While asparagus is available much of the year, it is the most tender and sweetest in early spring. Over the course of the season, the plant’s reserve of stored energy depletes and the shoots have less sugar content, so this is one of those vegetables you should look for on the early side to get the best experience.

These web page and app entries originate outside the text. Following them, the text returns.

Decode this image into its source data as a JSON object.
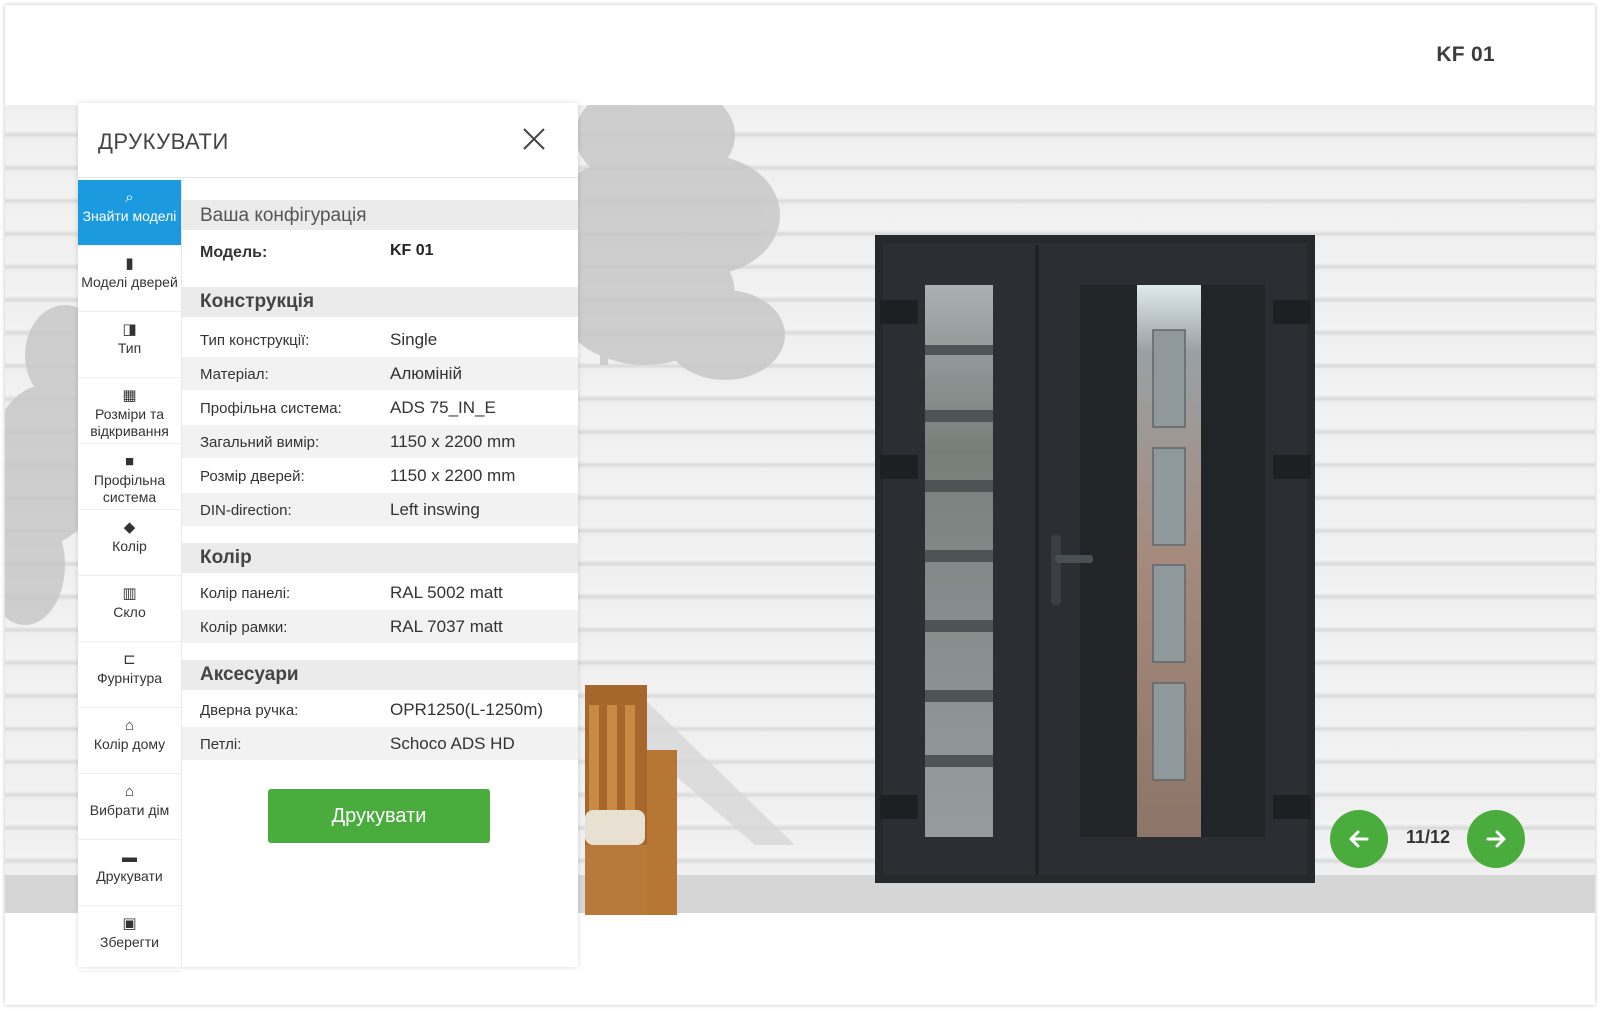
{
  "header": {
    "model_title": "KF 01"
  },
  "panel": {
    "title": "ДРУКУВАТИ",
    "close_icon": "close-icon",
    "sidebar": [
      {
        "label": "Знайти моделі",
        "icon": "search-icon",
        "active": true
      },
      {
        "label": "Моделі дверей",
        "icon": "door-icon"
      },
      {
        "label": "Тип",
        "icon": "door-type-icon"
      },
      {
        "label": "Розміри та відкривання",
        "icon": "size-icon"
      },
      {
        "label": "Профільна система",
        "icon": "profile-icon"
      },
      {
        "label": "Колір",
        "icon": "paint-bucket-icon"
      },
      {
        "label": "Скло",
        "icon": "glass-icon"
      },
      {
        "label": "Фурнітура",
        "icon": "handle-icon"
      },
      {
        "label": "Колір дому",
        "icon": "house-color-icon"
      },
      {
        "label": "Вибрати дім",
        "icon": "house-icon"
      },
      {
        "label": "Друкувати",
        "icon": "printer-icon"
      },
      {
        "label": "Зберегти",
        "icon": "save-icon"
      }
    ],
    "config": {
      "heading": "Ваша конфігурація",
      "model_label": "Модель:",
      "model_value": "KF 01",
      "sections": [
        {
          "title": "Конструкція",
          "rows": [
            {
              "label": "Тип конструкції:",
              "value": "Single"
            },
            {
              "label": "Матеріал:",
              "value": "Алюміній"
            },
            {
              "label": "Профільна система:",
              "value": "ADS 75_IN_E"
            },
            {
              "label": "Загальний вимір:",
              "value": "1150 x 2200 mm"
            },
            {
              "label": "Розмір дверей:",
              "value": "1150 x 2200 mm"
            },
            {
              "label": "DIN-direction:",
              "value": "Left inswing"
            }
          ]
        },
        {
          "title": "Колір",
          "rows": [
            {
              "label": "Колір панелі:",
              "value": "RAL 5002 matt"
            },
            {
              "label": "Колір рамки:",
              "value": "RAL 7037 matt"
            }
          ]
        },
        {
          "title": "Аксесуари",
          "rows": [
            {
              "label": "Дверна ручка:",
              "value": "OPR1250(L-1250m)"
            },
            {
              "label": "Петлі:",
              "value": "Schoco ADS HD"
            }
          ]
        }
      ]
    },
    "print_button": "Друкувати"
  },
  "pager": {
    "text": "11/12",
    "prev_icon": "arrow-left-icon",
    "next_icon": "arrow-right-icon"
  },
  "colors": {
    "accent_green": "#4aac3d",
    "active_blue": "#1c9ae0",
    "door_frame": "#2b2f33"
  }
}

Like all fresh produce, asparagus has a shelf life. Asparagus is exceptionally good at consuming its reserve of sugars, which means its flavor dulls, loses juiciness and becomes fibrous faster than many other vegetables. When the soft tissues of the asparagus break down, you are left with lignin. Lignin is a strengthening agent used by cell walls to enable stability in taller vegetation, which is handy for the plant, but bad news if you plan to eat it. In fact, lignin is actually the defining element of wood – the word for “wood” in latin is lignum. So when a recipe instructs you to “remove the woody ends” of asparagus, they’re not kidding.

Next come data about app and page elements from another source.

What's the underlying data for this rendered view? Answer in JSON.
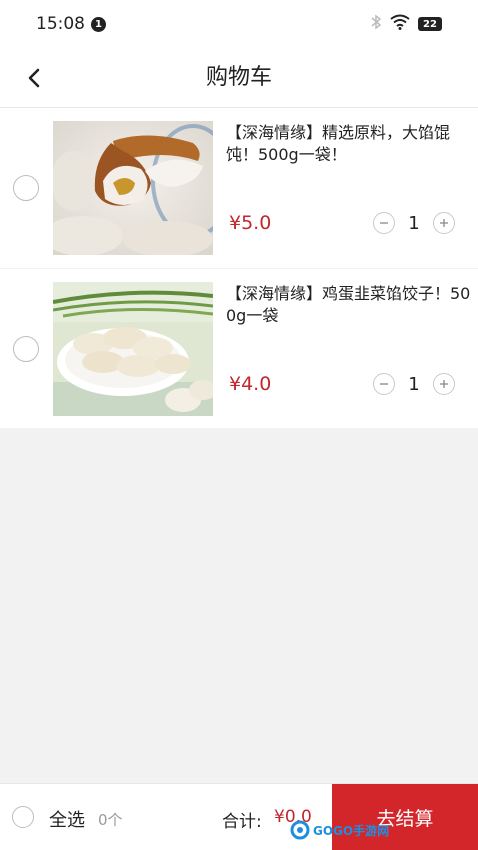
{
  "status_bar": {
    "time": "15:08",
    "notification_count": "1",
    "battery": "22",
    "icons": [
      "bluetooth-icon",
      "wifi-icon",
      "battery-icon"
    ]
  },
  "nav": {
    "title": "购物车",
    "back_icon": "chevron-left-icon"
  },
  "cart": {
    "items": [
      {
        "name": "【深海情缘】精选原料，大馅馄饨！500g一袋！",
        "price": "¥5.0",
        "quantity": "1",
        "image": "wonton-on-spoon"
      },
      {
        "name": "【深海情缘】鸡蛋韭菜馅饺子！500g一袋",
        "price": "¥4.0",
        "quantity": "1",
        "image": "dumplings-plate"
      }
    ]
  },
  "footer": {
    "select_all_label": "全选",
    "selected_count": "0个",
    "total_label": "合计:",
    "total_amount": "¥0.0",
    "checkout_label": "去结算"
  },
  "watermark": {
    "text": "GOGO手游网"
  },
  "colors": {
    "accent": "#d3262b",
    "price": "#c1272d",
    "background": "#f2f2f2"
  }
}
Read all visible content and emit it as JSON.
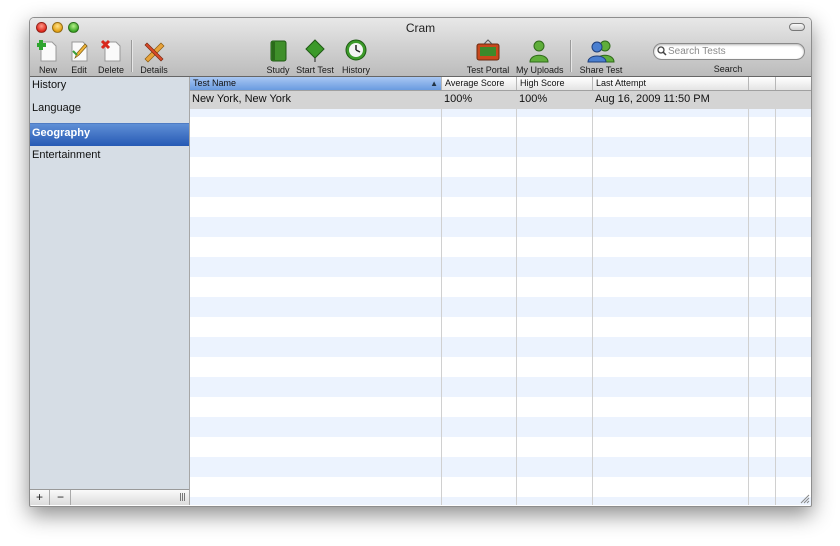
{
  "window": {
    "title": "Cram"
  },
  "toolbar": {
    "new_label": "New",
    "edit_label": "Edit",
    "delete_label": "Delete",
    "details_label": "Details",
    "study_label": "Study",
    "start_test_label": "Start Test",
    "history_label": "History",
    "test_portal_label": "Test Portal",
    "my_uploads_label": "My Uploads",
    "share_test_label": "Share Test",
    "search_placeholder": "Search Tests",
    "search_label": "Search"
  },
  "sidebar": {
    "items": [
      {
        "label": "History",
        "selected": false
      },
      {
        "label": "Language",
        "selected": false
      },
      {
        "label": "Geography",
        "selected": true
      },
      {
        "label": "Entertainment",
        "selected": false
      }
    ],
    "add_label": "+",
    "remove_label": "−"
  },
  "table": {
    "columns": [
      "Test Name",
      "Average Score",
      "High Score",
      "Last Attempt"
    ],
    "sort_indicator": "▲",
    "rows": [
      {
        "test_name": "New York, New York",
        "average_score": "100%",
        "high_score": "100%",
        "last_attempt": "Aug 16, 2009 11:50 PM"
      }
    ]
  },
  "colors": {
    "selection": "#2659b4",
    "alt_row": "#ecf3fe",
    "sidebar_bg": "#d6dde5"
  }
}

One of the joys of living in a temperate climate is being able to go to a farmer’s market in the middle of January and peruse the offerings of the moment. Eating seasonally in California often feels like cheating, since so much produce grows here year-round. Typically, in January, we get a lot of root vegetables, avocados, mushrooms, and one final week of grapes.
While grapes aren’t the sort of thing that can be found everywhere, root vegetables are (generally) widely available across the country in the wintertime, being the type of produce that doesn’t mind the cold and can stand up to less favorable conditions. I’ve been growing beets and carrots in our community garden plot, and while they are growing slowly, they are growing nonetheless.
Atomic Red + Amarillo heirloom carrots, and their hybrid friends
Unfortunately, root vegetables can be a hard sell. It seems that people either love them or are really turned off by them. When roots are in season, they can be hard to embrace, but skipping vegetables altogether until spring will make you too unhealthy to embrace, well, pretty much anything.
Some roots are more palatable than others, but none seems to inspire quite as much consternation as the humble beet. Grown in the dirt, filled with highly-staining blood-red juice, simultaneously savory and sweet. It’s no wonder that we have trouble figuring out what to do with them.
I’m here to help.